Whenever someone utters the familiar bit of treacle, "It's always darkest just before the dawn," I like to point out that, like cocktail hour, it's always "just before the dawn" somewhere in the world. Where the average person sees a frisky litter of snuggly puppies, I see a swarming maelstrom of the unwormed. On difficult days when I need a break, a mental vacation, I imagine myself in a tropical paradise. Specifically, Jonestown. More specifically, in 1978.
I mention these items not to inspire an outpouring of heartening testimonials from Prozac gobblers, but to establish the utter preposterousness of my ever taking on the role of Santa Claus, the purported "jolly old elf." Yet, at one time, a woman I was deeply involved with, a woman who managed a desperately short-handed Santaland operation in a local mall, implored me, as a favor, to do just that. And I, solely out of love, accepted. Which, if there are any tender youths out there, I beseech you to recognize and digest this powerful argument against ever falling in love.
The suit, I can tell you, is not for the faint of heart. By the time I'd show up for my evening shift, the unbreathing scarlet polyester-velvet costume had been heavily sweated in by a sequence of minimum wage zeroes ("zeroes" because they'd taken this gig not, like me, out of love, but — sweet suffering Christ!
— to pay their rent). The stomach padding was fetid and disgusting, with a look, smell and feel that emptied my brain of all words except "flophouse pillow." And despite an occasional dry-cleaning, the suit's exterior was, when looked at closely, a virtual tapestry of children's oozings, emissions, excretions, droppings and expectorations — with residue of Fruit Roll-Up drool here, evidence of a poorly fitted Huggie there. To enrobe oneself in this oh-so-festive holiday garment was to be surrounded by a greater number of DNA samples than the most overworked crime lab technician.
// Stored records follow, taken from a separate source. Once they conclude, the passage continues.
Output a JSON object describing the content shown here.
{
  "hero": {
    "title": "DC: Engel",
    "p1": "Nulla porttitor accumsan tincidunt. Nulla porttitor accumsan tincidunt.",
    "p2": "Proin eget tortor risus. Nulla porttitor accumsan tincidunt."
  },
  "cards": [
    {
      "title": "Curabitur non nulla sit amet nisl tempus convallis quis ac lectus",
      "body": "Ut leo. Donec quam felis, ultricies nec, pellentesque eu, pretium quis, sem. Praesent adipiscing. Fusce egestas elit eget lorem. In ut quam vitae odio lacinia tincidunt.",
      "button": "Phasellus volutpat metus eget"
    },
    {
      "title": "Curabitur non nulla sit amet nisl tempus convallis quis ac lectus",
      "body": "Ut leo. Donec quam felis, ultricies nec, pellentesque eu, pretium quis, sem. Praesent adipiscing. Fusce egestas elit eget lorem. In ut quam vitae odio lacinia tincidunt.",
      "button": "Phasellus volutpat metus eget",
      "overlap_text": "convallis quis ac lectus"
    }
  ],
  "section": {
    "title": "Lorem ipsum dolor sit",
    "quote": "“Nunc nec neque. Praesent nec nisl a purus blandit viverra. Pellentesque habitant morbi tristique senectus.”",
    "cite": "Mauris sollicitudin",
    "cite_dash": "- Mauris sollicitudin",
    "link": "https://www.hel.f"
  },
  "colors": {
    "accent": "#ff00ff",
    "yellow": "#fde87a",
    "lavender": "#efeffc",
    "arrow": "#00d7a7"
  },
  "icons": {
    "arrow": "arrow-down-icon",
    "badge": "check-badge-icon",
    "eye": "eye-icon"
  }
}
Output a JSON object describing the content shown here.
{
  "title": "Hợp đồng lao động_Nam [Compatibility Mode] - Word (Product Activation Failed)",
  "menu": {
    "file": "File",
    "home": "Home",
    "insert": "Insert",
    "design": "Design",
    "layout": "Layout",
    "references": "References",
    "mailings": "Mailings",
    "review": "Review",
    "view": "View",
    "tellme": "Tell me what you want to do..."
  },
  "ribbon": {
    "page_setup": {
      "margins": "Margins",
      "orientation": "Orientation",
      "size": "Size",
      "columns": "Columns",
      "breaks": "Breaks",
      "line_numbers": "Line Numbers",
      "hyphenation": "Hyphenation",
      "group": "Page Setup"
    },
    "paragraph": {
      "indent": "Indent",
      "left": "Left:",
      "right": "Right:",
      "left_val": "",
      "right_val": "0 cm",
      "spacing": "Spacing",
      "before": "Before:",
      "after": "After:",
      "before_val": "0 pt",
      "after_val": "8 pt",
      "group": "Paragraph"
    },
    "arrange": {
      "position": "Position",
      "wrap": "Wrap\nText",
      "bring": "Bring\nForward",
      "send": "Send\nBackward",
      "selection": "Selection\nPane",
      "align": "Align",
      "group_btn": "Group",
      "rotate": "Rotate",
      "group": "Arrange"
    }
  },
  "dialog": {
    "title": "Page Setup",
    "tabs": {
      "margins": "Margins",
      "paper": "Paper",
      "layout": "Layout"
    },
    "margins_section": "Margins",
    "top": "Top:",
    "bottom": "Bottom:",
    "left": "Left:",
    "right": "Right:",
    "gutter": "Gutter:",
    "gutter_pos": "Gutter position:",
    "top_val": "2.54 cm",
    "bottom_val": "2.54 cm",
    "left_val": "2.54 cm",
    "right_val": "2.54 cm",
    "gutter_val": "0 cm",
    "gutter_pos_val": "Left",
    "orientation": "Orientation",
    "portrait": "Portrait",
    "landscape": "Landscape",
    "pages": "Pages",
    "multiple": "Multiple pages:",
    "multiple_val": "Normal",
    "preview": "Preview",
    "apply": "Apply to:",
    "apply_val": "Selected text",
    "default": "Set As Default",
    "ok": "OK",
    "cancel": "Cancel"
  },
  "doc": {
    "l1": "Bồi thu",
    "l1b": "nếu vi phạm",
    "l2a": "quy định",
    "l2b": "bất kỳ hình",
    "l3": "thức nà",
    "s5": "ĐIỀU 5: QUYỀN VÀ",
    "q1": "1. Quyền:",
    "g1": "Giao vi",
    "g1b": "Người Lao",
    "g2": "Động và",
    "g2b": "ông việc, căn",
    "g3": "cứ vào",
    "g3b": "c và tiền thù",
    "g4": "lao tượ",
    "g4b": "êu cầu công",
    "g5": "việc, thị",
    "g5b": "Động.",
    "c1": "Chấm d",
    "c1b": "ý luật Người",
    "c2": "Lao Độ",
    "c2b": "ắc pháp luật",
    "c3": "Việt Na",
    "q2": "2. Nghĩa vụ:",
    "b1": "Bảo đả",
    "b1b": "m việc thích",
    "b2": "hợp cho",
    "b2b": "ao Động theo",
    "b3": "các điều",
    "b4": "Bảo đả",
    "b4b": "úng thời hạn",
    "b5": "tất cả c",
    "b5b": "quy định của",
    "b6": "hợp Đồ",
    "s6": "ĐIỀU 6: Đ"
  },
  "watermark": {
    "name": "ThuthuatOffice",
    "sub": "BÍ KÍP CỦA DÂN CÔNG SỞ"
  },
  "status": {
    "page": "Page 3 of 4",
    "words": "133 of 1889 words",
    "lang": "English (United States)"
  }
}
As for the long, white wig, beard and moustache — items made of (I swear) un-dry-clean-able bleached yak hair — I can only marvel that I lived to tell the tale. It was an ugly, obvious fact that the errant hairs constantly migrating into my mouth had, just hours or minutes earlier, migrated into the foul, dank, mossy, never-flossed maws of my co-Santas. Or, worse, had been in the rude grasp of a 4-year-old germ magnet, some unwitting carrier of pink eye or lupus or cholera or penis dropoffidus. Why, I'd've been at less risk sipping tainted champagne from a rented bowling shoe.
Don't think because Santa is the beloved benefactor of the all the world's children that he operates with any great license. Hardly. Before assuming the Santaland throne for the first time, I was handed a comprehensive code of behavior to read and sign. As I recall, the three strongest warnings contained in this document were: 1) Do not greet children with "Ho-ho-ho," it will frighten and traumatize them. 2) To avoid allegations of impropriety or molestation, do not lift the children onto your lap; let them climb or be placed there. 3) After a child tells you what s/he wants for Christmas, remain non-committal. Do not promise or indicate in any way that s/he can expect to get what s/he's asked for. As I signed along the dotted, I couldn't help but wonder what, in light of these constraints, I was going bring to a child's Christmas experience that a Santa sculpted from a large, hard imported cheese couldn't.
Each shift, before the first supplicant of the evening approached, I'd gaze out over a serpentine waiting line that looked absolutely endless. Once the polyester-velvet rope fell, however, and the line got moving, that changed. Then it felt endless. So much so, I began to suspect that, after taking leave of my lap, the children were stealing off to a secret location, putting on Mission: Impossible/ Martin Landau-quality full-face latex masks and racing back into line for another go at Saint Gift Boy. Which, when I thought of it, went a long way toward explaining The Code's Rule No. 4: Do not attempt to rip the face off of any child. Of course, I eventually figured out that none of the children were actually wearing Mission: Impossible/Martin Landau-quality full-face latex masks. Which, I assure you, didn't make Rule No. 4 one iota easier to obey.
Next week: Attack of the Killer Cherubs. ©